Kurt Kaiser


Of more interest

I have to agree with the people who are writing to you saying that the Tribune-Herald is irresponsible in the reporting of what is going on at Mount Carmel. The thousands upon thousands of words written about someone that a lot of people do not really care about could have been better spent on local investigative reporting.

The Tribune-Herald could have been reporting on local issues that affect the people of Waco and surrounding communities. Articles that people are interested in reading about.

The Tribune-Herald could run an entire week of investigative reporting on the impact the proposed Lost River Planned Urban Development will have on the people of Woodway and other communities.

Your reporters could investigate and report the impact upon the school system, the police and fire departments.
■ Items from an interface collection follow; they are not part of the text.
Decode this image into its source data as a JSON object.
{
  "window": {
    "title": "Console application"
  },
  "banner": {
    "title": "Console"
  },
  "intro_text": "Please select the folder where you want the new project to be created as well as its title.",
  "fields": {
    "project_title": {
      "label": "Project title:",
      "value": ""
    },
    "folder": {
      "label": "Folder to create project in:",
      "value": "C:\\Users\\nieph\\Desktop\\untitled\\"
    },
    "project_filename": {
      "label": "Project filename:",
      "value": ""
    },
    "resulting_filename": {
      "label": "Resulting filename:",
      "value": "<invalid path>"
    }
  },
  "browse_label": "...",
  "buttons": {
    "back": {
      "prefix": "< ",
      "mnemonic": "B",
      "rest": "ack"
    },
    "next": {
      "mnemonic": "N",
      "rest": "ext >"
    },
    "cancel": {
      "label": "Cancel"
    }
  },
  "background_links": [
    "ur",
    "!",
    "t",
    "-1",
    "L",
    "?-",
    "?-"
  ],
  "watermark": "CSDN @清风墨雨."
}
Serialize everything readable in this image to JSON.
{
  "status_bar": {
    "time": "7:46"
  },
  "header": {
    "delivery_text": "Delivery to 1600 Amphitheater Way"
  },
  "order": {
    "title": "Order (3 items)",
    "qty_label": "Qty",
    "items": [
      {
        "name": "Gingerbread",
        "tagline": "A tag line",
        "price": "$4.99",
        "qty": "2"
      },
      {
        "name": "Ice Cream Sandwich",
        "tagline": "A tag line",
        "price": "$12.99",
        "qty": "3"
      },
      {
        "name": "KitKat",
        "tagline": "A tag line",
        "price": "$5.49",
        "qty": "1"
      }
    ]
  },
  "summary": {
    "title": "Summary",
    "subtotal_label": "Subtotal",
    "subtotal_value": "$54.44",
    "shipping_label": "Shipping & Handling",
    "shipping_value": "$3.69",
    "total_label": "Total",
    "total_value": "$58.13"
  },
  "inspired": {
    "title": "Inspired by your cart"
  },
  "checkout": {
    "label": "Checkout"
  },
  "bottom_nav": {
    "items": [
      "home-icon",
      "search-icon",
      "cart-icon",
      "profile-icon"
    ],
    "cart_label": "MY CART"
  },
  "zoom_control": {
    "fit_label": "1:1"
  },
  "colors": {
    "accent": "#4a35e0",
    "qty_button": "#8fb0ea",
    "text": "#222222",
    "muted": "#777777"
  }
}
How many more building inspectors, sewer maintenance personnel, water personnel? What sewer trunk and collector lines have to be built to support a development this size?

How much will it cost and who is going to pay? What about the roads? I have just mentioned a week’s worth of articles that can be reported and published that will have a local interest. Sensationalizing the news does not have to be the Tribune-Herald’s style. Let’s report the items that are of an interest to this community.

Fred Ouellette


Read the Tribune-Herald's 7-part investigative series on the inner workings of the Branch Davidians. Hours after Part 2 appeared in print, the ATF raided the group's compound.

Read the Tribune-Herald’s account of the ATF raid on the Branch Davidian compound on Feb. 28, 1993. Four ATF agents and six in the compound were killed in the gunfight.

Read the daily news accounts of the 51-day siege at the Branch Davidian compound near Elk, which began Feb. 28 and lasted until April.

April 19 and beyond: FBI agents began inserting canisters of tear gas into the Branch Davidian compound in the early morning hours. By noon, it was on fire.

Federal officials left the compound site in late May 1993. As identifications of bodies continued, questions about the survivors, the compound and the cult itself began to emerge.

As the world began to take a critical look back at the events and legal proceedings continue, the ATF's bombshell report forces a shakeup at the top after the raid gone "tragically wrong."

In 1994, the surviving Davidians went on trial in San Antonio. Over six weeks, more than 140 witnesses testified, with the verdict coming just two days prior to the anniversary of the ATF raid.

The Rodenville shootout and the 1988 trial, the end of the world in 1959 and more stories from deep in the Trib archives.